Silver School Faculty Travel to Shanghai for Conference on Changing Urban Life

Faculty from the NYU Silver School of Social Work traveled to Shanghai in October to take part in the first annual international symposium on urban society. Organized by The School for Social Development and The Center for Modern Chinese City Studies, both at East China Normal University, the conference examined urgent and emerging social issues in urban China.

Themes addressed at the conference were divided into five categories -- sociology, demographic studies, social work, anthropology, and folklore science -- mirroring the five departments at the School of Social Development. Presentation topics included urbanization and rural-urban migration, social change and life restructuring in cities, and urban folklore and cultural tradition.

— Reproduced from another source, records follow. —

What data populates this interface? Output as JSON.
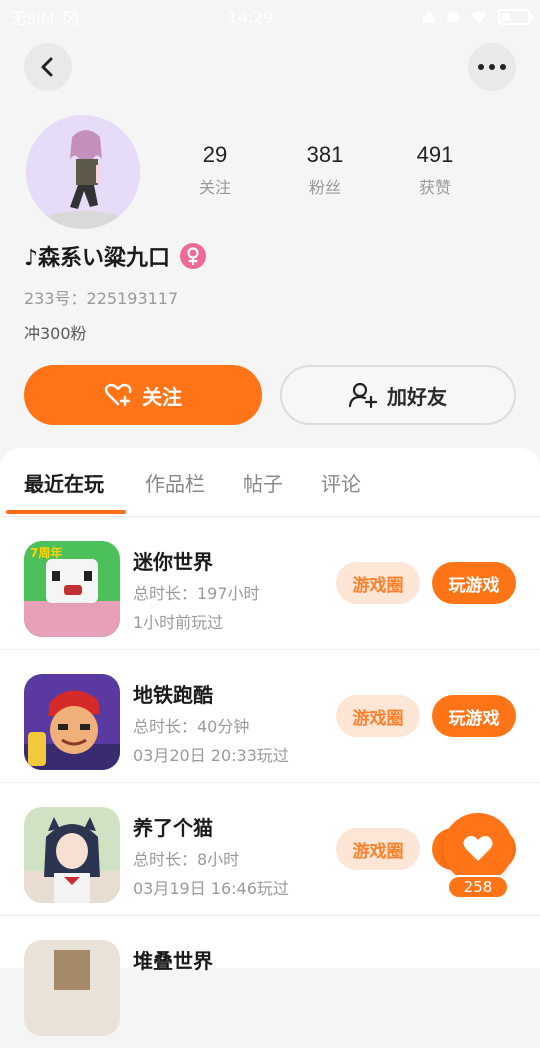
{
  "status_bar": {
    "carrier": "无SIM",
    "carrier_extra": "冈",
    "time": "14:29",
    "battery_level": 0.35
  },
  "profile": {
    "name": "♪森系い粱九口",
    "id_text": "233号：225193117",
    "bio": "冲300粉",
    "stats": [
      {
        "value": "29",
        "label": "关注"
      },
      {
        "value": "381",
        "label": "粉丝"
      },
      {
        "value": "491",
        "label": "获赞"
      }
    ]
  },
  "actions": {
    "follow_label": "关注",
    "add_friend_label": "加好友"
  },
  "tabs": [
    "最近在玩",
    "作品栏",
    "帖子",
    "评论"
  ],
  "games": [
    {
      "title": "迷你世界",
      "duration": "总时长：197小时",
      "last_played": "1小时前玩过",
      "circle_label": "游戏圈",
      "play_label": "玩游戏"
    },
    {
      "title": "地铁跑酷",
      "duration": "总时长：40分钟",
      "last_played": "03月20日 20:33玩过",
      "circle_label": "游戏圈",
      "play_label": "玩游戏"
    },
    {
      "title": "养了个猫",
      "duration": "总时长：8小时",
      "last_played": "03月19日 16:46玩过",
      "circle_label": "游戏圈",
      "play_label": "玩游戏"
    },
    {
      "title": "堆叠世界"
    }
  ],
  "floating_like": {
    "count": "258"
  },
  "icons": {
    "back": "chevron-left-icon",
    "more": "more-dots-icon",
    "gender": "female-icon",
    "follow": "heart-plus-icon",
    "add_friend": "user-plus-icon",
    "like": "heart-icon"
  },
  "colors": {
    "accent": "#ff7417",
    "accent_light": "#fde6d6",
    "gender_pink": "#ee6b98"
  }
}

Dean Lynn Videka presented on "The Settlement House Approach: American Social Work Communities," tracing the history of settlement houses in the United States. Videka discussed today's settlement houses and their focus on individual wellness and prevention, community well-being and advancement, ethnic sensitivity, and their utilization of innovative programs. As the number of immigrants has increased over the last 40 years in the United States, the settlement house approach has garnered renewed interest. Videka said this approach may be culturally compatible with Chinese cultural and may be worth exploring for delivering urban social services. Others presenting in the area of social work looked at issues such as single parent families, Chinese parenting, and adolescent problem behavior.

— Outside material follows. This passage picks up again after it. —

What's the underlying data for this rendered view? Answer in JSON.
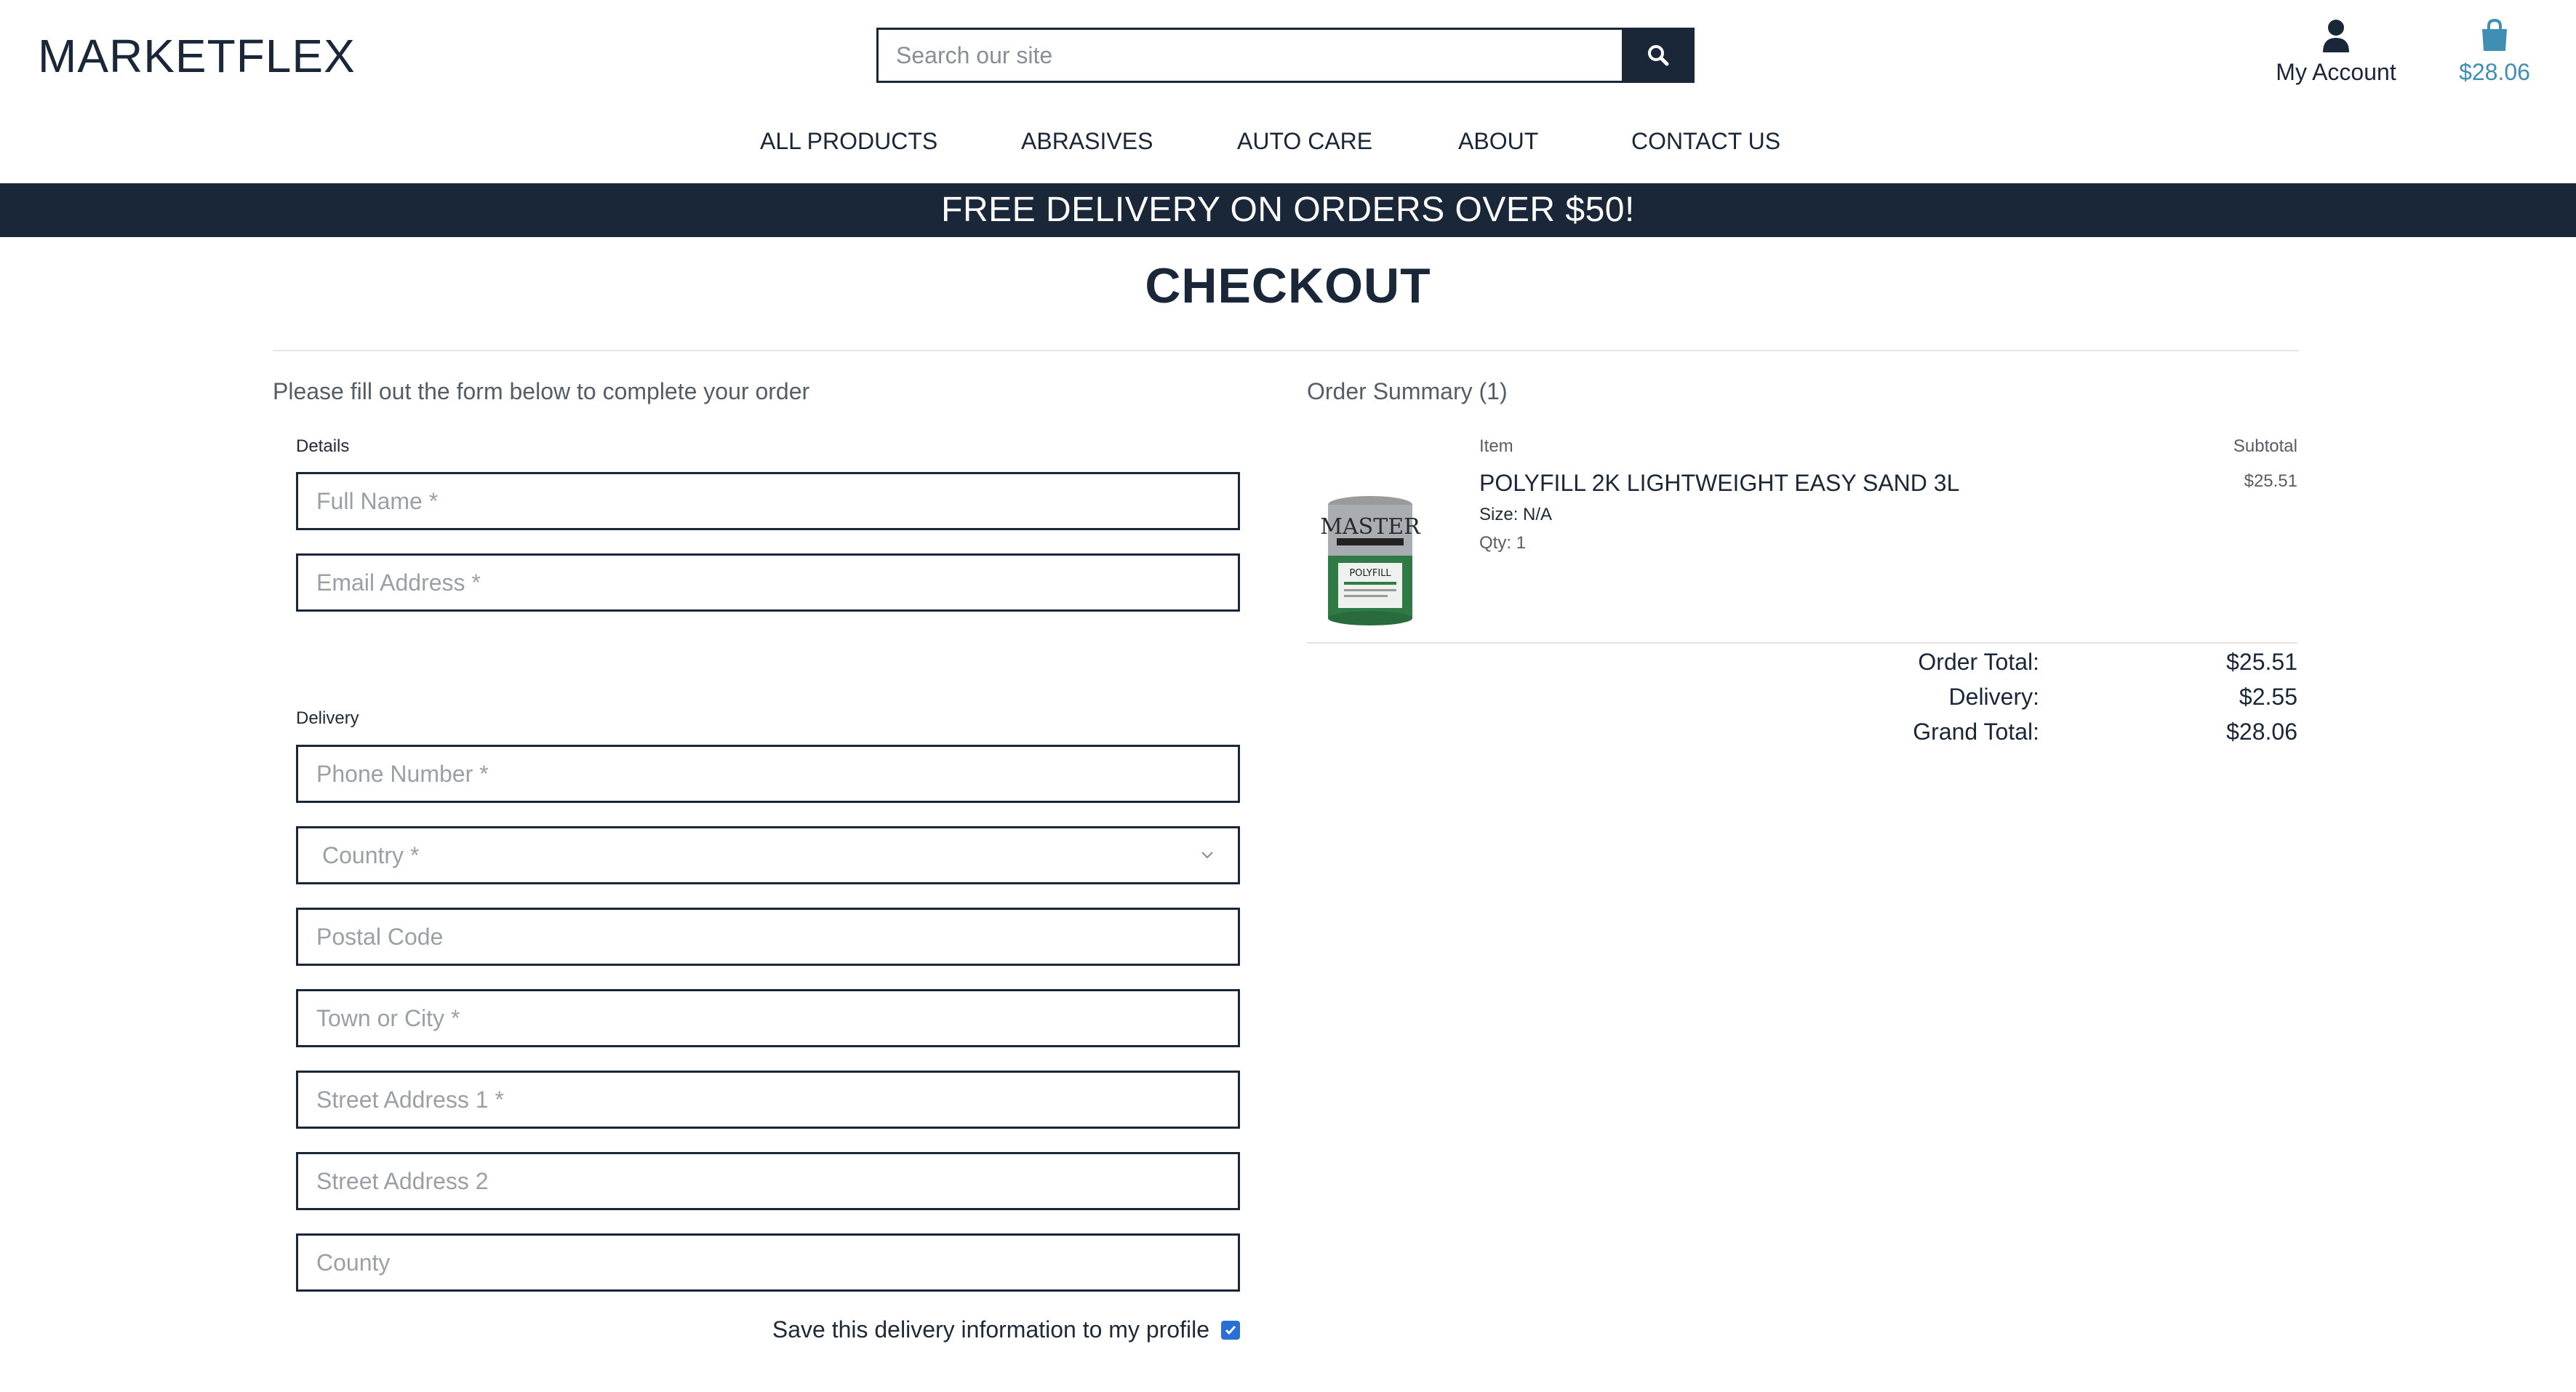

With Videka, Silver School faculty members Wen-Jui Han, Yuhwa Eva Lu, and Tazuko Shibusawa attended the conference, held October 22-24. Besides its social work angle, the conference was of particular interest to the Silver School as NYU has announced plans to establish a new portal campus in Shanghai in partnership with East China Normal University. The campus is scheduled to open in 2013.

Increasing the country's social workers tenfold over the next decade is a major initiative for the Chinese government. Han observed that the social work movement still appears to be looking at large-scale concepts and has yet to move to the practical, practice side. "People are starting to question what is the appropriate model of practice and policy for China and not just following other countries," she said. "They are eager to learn about other cultures if they are facing issues that can be applied to Chinese culture."